*** Opening of Material for the task ***
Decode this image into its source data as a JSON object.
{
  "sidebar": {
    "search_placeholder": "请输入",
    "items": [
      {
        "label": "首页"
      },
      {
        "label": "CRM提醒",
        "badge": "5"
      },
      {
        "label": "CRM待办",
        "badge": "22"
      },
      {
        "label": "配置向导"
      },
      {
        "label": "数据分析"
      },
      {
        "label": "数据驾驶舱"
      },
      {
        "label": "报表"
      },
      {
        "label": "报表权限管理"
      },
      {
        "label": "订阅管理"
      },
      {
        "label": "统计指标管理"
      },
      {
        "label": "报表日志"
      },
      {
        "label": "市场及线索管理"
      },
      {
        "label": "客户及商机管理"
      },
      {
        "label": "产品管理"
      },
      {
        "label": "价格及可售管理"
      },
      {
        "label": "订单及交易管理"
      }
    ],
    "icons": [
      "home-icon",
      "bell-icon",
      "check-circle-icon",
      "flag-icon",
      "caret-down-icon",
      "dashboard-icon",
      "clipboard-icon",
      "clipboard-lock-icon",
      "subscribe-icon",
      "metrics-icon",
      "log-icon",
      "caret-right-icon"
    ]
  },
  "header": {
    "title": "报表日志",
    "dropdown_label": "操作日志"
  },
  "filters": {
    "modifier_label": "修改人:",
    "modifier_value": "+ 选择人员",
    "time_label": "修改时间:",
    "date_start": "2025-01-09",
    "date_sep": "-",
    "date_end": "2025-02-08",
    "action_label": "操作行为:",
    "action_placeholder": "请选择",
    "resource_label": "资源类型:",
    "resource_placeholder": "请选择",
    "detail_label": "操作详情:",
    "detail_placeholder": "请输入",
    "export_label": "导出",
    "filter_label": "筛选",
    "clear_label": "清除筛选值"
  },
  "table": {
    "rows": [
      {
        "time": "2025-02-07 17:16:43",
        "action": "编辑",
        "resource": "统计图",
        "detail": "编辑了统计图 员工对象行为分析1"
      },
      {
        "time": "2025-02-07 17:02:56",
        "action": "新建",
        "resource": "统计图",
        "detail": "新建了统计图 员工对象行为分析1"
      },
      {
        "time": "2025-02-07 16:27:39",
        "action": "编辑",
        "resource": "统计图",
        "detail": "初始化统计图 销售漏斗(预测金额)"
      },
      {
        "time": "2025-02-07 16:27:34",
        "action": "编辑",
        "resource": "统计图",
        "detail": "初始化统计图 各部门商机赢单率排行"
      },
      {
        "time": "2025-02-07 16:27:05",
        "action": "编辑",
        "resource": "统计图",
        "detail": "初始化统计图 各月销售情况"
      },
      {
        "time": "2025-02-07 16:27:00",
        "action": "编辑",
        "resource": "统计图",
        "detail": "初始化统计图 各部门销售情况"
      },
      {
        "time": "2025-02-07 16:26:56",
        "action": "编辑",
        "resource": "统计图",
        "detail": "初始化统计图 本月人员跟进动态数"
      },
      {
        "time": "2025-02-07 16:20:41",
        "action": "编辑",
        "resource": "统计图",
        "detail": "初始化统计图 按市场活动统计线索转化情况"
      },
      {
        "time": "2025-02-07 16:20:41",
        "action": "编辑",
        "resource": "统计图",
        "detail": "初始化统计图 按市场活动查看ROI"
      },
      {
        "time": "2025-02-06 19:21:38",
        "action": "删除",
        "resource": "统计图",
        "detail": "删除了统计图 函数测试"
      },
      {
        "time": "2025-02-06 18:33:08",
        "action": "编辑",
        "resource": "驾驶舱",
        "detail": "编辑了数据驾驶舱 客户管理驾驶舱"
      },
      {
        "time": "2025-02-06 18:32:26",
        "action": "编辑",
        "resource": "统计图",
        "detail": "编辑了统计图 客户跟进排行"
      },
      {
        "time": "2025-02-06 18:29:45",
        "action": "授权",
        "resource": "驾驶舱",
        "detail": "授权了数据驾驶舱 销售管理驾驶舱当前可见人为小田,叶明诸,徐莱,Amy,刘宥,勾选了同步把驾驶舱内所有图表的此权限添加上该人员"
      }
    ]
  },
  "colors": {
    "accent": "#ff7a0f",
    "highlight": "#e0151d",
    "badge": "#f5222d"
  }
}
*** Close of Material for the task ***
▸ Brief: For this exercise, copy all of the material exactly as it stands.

▸ Result:
Decode this image into its source data as a JSON object.
{
  "sidebar": {
    "search_placeholder": "请输入",
    "items": [
      {
        "label": "首页"
      },
      {
        "label": "CRM提醒",
        "badge": "5"
      },
      {
        "label": "CRM待办",
        "badge": "22"
      },
      {
        "label": "配置向导"
      },
      {
        "label": "数据分析"
      },
      {
        "label": "数据驾驶舱"
      },
      {
        "label": "报表"
      },
      {
        "label": "报表权限管理"
      },
      {
        "label": "订阅管理"
      },
      {
        "label": "统计指标管理"
      },
      {
        "label": "报表日志"
      },
      {
        "label": "市场及线索管理"
      },
      {
        "label": "客户及商机管理"
      },
      {
        "label": "产品管理"
      },
      {
        "label": "价格及可售管理"
      },
      {
        "label": "订单及交易管理"
      }
    ],
    "icons": [
      "home-icon",
      "bell-icon",
      "check-circle-icon",
      "flag-icon",
      "caret-down-icon",
      "dashboard-icon",
      "clipboard-icon",
      "clipboard-lock-icon",
      "subscribe-icon",
      "metrics-icon",
      "log-icon",
      "caret-right-icon"
    ]
  },
  "header": {
    "title": "报表日志",
    "dropdown_label": "操作日志"
  },
  "filters": {
    "modifier_label": "修改人:",
    "modifier_value": "+ 选择人员",
    "time_label": "修改时间:",
    "date_start": "2025-01-09",
    "date_sep": "-",
    "date_end": "2025-02-08",
    "action_label": "操作行为:",
    "action_placeholder": "请选择",
    "resource_label": "资源类型:",
    "resource_placeholder": "请选择",
    "detail_label": "操作详情:",
    "detail_placeholder": "请输入",
    "export_label": "导出",
    "filter_label": "筛选",
    "clear_label": "清除筛选值"
  },
  "table": {
    "rows": [
      {
        "time": "2025-02-07 17:16:43",
        "action": "编辑",
        "resource": "统计图",
        "detail": "编辑了统计图 员工对象行为分析1"
      },
      {
        "time": "2025-02-07 17:02:56",
        "action": "新建",
        "resource": "统计图",
        "detail": "新建了统计图 员工对象行为分析1"
      },
      {
        "time": "2025-02-07 16:27:39",
        "action": "编辑",
        "resource": "统计图",
        "detail": "初始化统计图 销售漏斗(预测金额)"
      },
      {
        "time": "2025-02-07 16:27:34",
        "action": "编辑",
        "resource": "统计图",
        "detail": "初始化统计图 各部门商机赢单率排行"
      },
      {
        "time": "2025-02-07 16:27:05",
        "action": "编辑",
        "resource": "统计图",
        "detail": "初始化统计图 各月销售情况"
      },
      {
        "time": "2025-02-07 16:27:00",
        "action": "编辑",
        "resource": "统计图",
        "detail": "初始化统计图 各部门销售情况"
      },
      {
        "time": "2025-02-07 16:26:56",
        "action": "编辑",
        "resource": "统计图",
        "detail": "初始化统计图 本月人员跟进动态数"
      },
      {
        "time": "2025-02-07 16:20:41",
        "action": "编辑",
        "resource": "统计图",
        "detail": "初始化统计图 按市场活动统计线索转化情况"
      },
      {
        "time": "2025-02-07 16:20:41",
        "action": "编辑",
        "resource": "统计图",
        "detail": "初始化统计图 按市场活动查看ROI"
      },
      {
        "time": "2025-02-06 19:21:38",
        "action": "删除",
        "resource": "统计图",
        "detail": "删除了统计图 函数测试"
      },
      {
        "time": "2025-02-06 18:33:08",
        "action": "编辑",
        "resource": "驾驶舱",
        "detail": "编辑了数据驾驶舱 客户管理驾驶舱"
      },
      {
        "time": "2025-02-06 18:32:26",
        "action": "编辑",
        "resource": "统计图",
        "detail": "编辑了统计图 客户跟进排行"
      },
      {
        "time": "2025-02-06 18:29:45",
        "action": "授权",
        "resource": "驾驶舱",
        "detail": "授权了数据驾驶舱 销售管理驾驶舱当前可见人为小田,叶明诸,徐莱,Amy,刘宥,勾选了同步把驾驶舱内所有图表的此权限添加上该人员"
      }
    ]
  },
  "colors": {
    "accent": "#ff7a0f",
    "highlight": "#e0151d",
    "badge": "#f5222d"
  }
}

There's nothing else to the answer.